══ DATA UNDER STUDY

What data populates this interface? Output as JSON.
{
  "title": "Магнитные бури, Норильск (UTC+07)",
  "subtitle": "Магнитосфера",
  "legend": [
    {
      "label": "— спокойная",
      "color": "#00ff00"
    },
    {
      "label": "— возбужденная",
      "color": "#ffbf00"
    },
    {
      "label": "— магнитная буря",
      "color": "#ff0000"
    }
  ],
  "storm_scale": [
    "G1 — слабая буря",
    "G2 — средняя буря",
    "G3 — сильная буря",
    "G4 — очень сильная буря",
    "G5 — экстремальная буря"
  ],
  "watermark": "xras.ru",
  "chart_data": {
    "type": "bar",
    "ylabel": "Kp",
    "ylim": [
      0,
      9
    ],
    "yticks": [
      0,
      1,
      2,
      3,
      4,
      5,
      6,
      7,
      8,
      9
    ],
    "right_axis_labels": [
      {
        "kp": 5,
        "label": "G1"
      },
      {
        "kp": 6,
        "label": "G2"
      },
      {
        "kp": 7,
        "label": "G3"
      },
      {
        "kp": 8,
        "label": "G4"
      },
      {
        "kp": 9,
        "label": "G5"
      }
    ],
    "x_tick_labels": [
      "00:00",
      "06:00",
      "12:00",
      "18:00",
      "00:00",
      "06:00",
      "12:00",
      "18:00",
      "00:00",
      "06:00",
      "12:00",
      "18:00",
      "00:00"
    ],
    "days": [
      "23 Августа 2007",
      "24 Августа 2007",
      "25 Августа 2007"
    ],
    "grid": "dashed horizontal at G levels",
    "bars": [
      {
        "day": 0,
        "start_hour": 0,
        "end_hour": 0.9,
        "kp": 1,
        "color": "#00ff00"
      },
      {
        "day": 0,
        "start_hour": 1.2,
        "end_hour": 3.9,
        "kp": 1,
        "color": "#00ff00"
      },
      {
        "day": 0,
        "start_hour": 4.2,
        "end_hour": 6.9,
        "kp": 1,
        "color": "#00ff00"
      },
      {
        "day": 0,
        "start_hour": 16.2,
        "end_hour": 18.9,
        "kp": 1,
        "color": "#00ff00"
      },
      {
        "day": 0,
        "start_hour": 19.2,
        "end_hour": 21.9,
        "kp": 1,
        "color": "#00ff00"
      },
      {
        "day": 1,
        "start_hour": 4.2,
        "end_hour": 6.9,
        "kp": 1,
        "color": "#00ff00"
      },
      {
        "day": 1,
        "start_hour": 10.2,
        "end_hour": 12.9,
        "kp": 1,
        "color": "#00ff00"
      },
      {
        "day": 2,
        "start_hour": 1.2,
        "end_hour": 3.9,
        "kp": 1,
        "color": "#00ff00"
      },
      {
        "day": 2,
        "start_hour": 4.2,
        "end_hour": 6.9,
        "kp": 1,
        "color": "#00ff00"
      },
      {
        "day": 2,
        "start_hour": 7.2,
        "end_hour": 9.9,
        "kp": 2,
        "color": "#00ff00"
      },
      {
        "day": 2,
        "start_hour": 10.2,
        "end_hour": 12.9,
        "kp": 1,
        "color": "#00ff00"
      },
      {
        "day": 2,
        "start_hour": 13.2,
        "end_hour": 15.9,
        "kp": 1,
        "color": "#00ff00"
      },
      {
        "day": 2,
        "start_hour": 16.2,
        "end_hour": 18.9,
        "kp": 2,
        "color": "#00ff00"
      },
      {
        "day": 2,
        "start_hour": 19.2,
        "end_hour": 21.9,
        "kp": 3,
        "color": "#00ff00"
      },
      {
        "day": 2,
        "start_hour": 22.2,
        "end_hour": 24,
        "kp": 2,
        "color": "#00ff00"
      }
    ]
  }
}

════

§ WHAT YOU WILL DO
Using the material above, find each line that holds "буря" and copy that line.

§ RESULT OF THIS TASK
      "label": "— магнитная буря",
    "G1 — слабая буря",
    "G2 — средняя буря",
    "G3 — сильная буря",
    "G4 — очень сильная буря",
    "G5 — экстремальная буря"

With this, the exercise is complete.